*Assignment*
What is needed is an exact copy of every entry below.
[Opening Task data section]
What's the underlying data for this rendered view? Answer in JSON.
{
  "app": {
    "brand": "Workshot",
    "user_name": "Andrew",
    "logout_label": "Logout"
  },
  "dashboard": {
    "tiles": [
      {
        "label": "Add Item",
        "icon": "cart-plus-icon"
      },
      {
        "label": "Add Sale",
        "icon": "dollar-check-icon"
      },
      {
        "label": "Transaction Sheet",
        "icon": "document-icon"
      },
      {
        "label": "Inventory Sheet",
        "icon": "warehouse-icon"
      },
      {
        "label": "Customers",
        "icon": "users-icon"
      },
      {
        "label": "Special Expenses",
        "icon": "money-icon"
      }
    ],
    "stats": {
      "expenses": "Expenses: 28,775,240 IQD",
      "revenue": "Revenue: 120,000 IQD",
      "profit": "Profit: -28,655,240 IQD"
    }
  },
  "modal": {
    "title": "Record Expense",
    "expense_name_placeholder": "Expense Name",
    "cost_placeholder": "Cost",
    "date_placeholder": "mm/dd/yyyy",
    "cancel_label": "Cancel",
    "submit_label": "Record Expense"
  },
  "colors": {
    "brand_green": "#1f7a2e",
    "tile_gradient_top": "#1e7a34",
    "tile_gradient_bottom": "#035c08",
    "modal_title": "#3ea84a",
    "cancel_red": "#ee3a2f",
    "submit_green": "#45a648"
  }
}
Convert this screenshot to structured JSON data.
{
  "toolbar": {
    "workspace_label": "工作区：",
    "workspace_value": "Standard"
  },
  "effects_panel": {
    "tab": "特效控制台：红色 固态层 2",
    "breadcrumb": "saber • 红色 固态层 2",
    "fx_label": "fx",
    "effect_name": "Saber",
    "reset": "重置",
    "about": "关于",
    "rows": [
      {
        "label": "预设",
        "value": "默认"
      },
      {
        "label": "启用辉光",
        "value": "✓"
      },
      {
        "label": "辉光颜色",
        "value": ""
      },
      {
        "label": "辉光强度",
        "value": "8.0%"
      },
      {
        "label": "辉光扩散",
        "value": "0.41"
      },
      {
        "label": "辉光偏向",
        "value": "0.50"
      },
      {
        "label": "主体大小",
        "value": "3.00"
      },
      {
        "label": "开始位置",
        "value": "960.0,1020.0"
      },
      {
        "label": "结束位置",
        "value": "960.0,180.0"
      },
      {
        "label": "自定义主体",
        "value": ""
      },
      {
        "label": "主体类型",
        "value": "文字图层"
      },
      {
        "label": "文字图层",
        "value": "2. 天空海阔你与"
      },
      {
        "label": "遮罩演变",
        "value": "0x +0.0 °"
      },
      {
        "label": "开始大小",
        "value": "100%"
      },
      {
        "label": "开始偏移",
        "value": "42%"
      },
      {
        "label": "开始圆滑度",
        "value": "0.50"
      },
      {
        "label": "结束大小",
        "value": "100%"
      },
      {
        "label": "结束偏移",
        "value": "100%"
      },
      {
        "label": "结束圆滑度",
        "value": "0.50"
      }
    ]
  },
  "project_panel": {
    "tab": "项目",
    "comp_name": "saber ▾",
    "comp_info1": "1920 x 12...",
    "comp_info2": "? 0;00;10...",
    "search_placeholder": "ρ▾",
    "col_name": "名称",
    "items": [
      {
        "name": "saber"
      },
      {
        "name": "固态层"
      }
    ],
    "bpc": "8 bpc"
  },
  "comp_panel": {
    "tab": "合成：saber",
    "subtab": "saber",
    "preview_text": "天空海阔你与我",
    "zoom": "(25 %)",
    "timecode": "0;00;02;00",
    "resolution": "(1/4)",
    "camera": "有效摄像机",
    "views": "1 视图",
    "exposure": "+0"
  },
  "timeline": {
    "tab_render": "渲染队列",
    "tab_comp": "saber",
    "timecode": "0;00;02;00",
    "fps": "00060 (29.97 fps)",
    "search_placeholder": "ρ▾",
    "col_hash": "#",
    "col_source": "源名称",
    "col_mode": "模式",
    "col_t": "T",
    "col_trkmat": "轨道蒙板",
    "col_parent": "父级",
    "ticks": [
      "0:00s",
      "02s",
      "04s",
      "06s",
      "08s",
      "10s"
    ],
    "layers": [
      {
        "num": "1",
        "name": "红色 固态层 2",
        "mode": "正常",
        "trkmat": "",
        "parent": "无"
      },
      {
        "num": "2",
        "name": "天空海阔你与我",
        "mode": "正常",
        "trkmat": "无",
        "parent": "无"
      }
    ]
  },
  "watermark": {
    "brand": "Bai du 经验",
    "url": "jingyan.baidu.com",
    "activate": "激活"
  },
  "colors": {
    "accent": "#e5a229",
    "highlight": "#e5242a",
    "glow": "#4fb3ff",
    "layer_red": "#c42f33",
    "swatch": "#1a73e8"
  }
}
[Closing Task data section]
*Answer to the problem*
What's the underlying data for this rendered view? Answer in JSON.
{
  "app": {
    "brand": "Workshot",
    "user_name": "Andrew",
    "logout_label": "Logout"
  },
  "dashboard": {
    "tiles": [
      {
        "label": "Add Item",
        "icon": "cart-plus-icon"
      },
      {
        "label": "Add Sale",
        "icon": "dollar-check-icon"
      },
      {
        "label": "Transaction Sheet",
        "icon": "document-icon"
      },
      {
        "label": "Inventory Sheet",
        "icon": "warehouse-icon"
      },
      {
        "label": "Customers",
        "icon": "users-icon"
      },
      {
        "label": "Special Expenses",
        "icon": "money-icon"
      }
    ],
    "stats": {
      "expenses": "Expenses: 28,775,240 IQD",
      "revenue": "Revenue: 120,000 IQD",
      "profit": "Profit: -28,655,240 IQD"
    }
  },
  "modal": {
    "title": "Record Expense",
    "expense_name_placeholder": "Expense Name",
    "cost_placeholder": "Cost",
    "date_placeholder": "mm/dd/yyyy",
    "cancel_label": "Cancel",
    "submit_label": "Record Expense"
  },
  "colors": {
    "brand_green": "#1f7a2e",
    "tile_gradient_top": "#1e7a34",
    "tile_gradient_bottom": "#035c08",
    "modal_title": "#3ea84a",
    "cancel_red": "#ee3a2f",
    "submit_green": "#45a648"
  }
}
Convert this screenshot to structured JSON data.
{
  "toolbar": {
    "workspace_label": "工作区：",
    "workspace_value": "Standard"
  },
  "effects_panel": {
    "tab": "特效控制台：红色 固态层 2",
    "breadcrumb": "saber • 红色 固态层 2",
    "fx_label": "fx",
    "effect_name": "Saber",
    "reset": "重置",
    "about": "关于",
    "rows": [
      {
        "label": "预设",
        "value": "默认"
      },
      {
        "label": "启用辉光",
        "value": "✓"
      },
      {
        "label": "辉光颜色",
        "value": ""
      },
      {
        "label": "辉光强度",
        "value": "8.0%"
      },
      {
        "label": "辉光扩散",
        "value": "0.41"
      },
      {
        "label": "辉光偏向",
        "value": "0.50"
      },
      {
        "label": "主体大小",
        "value": "3.00"
      },
      {
        "label": "开始位置",
        "value": "960.0,1020.0"
      },
      {
        "label": "结束位置",
        "value": "960.0,180.0"
      },
      {
        "label": "自定义主体",
        "value": ""
      },
      {
        "label": "主体类型",
        "value": "文字图层"
      },
      {
        "label": "文字图层",
        "value": "2. 天空海阔你与"
      },
      {
        "label": "遮罩演变",
        "value": "0x +0.0 °"
      },
      {
        "label": "开始大小",
        "value": "100%"
      },
      {
        "label": "开始偏移",
        "value": "42%"
      },
      {
        "label": "开始圆滑度",
        "value": "0.50"
      },
      {
        "label": "结束大小",
        "value": "100%"
      },
      {
        "label": "结束偏移",
        "value": "100%"
      },
      {
        "label": "结束圆滑度",
        "value": "0.50"
      }
    ]
  },
  "project_panel": {
    "tab": "项目",
    "comp_name": "saber ▾",
    "comp_info1": "1920 x 12...",
    "comp_info2": "? 0;00;10...",
    "search_placeholder": "ρ▾",
    "col_name": "名称",
    "items": [
      {
        "name": "saber"
      },
      {
        "name": "固态层"
      }
    ],
    "bpc": "8 bpc"
  },
  "comp_panel": {
    "tab": "合成：saber",
    "subtab": "saber",
    "preview_text": "天空海阔你与我",
    "zoom": "(25 %)",
    "timecode": "0;00;02;00",
    "resolution": "(1/4)",
    "camera": "有效摄像机",
    "views": "1 视图",
    "exposure": "+0"
  },
  "timeline": {
    "tab_render": "渲染队列",
    "tab_comp": "saber",
    "timecode": "0;00;02;00",
    "fps": "00060 (29.97 fps)",
    "search_placeholder": "ρ▾",
    "col_hash": "#",
    "col_source": "源名称",
    "col_mode": "模式",
    "col_t": "T",
    "col_trkmat": "轨道蒙板",
    "col_parent": "父级",
    "ticks": [
      "0:00s",
      "02s",
      "04s",
      "06s",
      "08s",
      "10s"
    ],
    "layers": [
      {
        "num": "1",
        "name": "红色 固态层 2",
        "mode": "正常",
        "trkmat": "",
        "parent": "无"
      },
      {
        "num": "2",
        "name": "天空海阔你与我",
        "mode": "正常",
        "trkmat": "无",
        "parent": "无"
      }
    ]
  },
  "watermark": {
    "brand": "Bai du 经验",
    "url": "jingyan.baidu.com",
    "activate": "激活"
  },
  "colors": {
    "accent": "#e5a229",
    "highlight": "#e5242a",
    "glow": "#4fb3ff",
    "layer_red": "#c42f33",
    "swatch": "#1a73e8"
  }
}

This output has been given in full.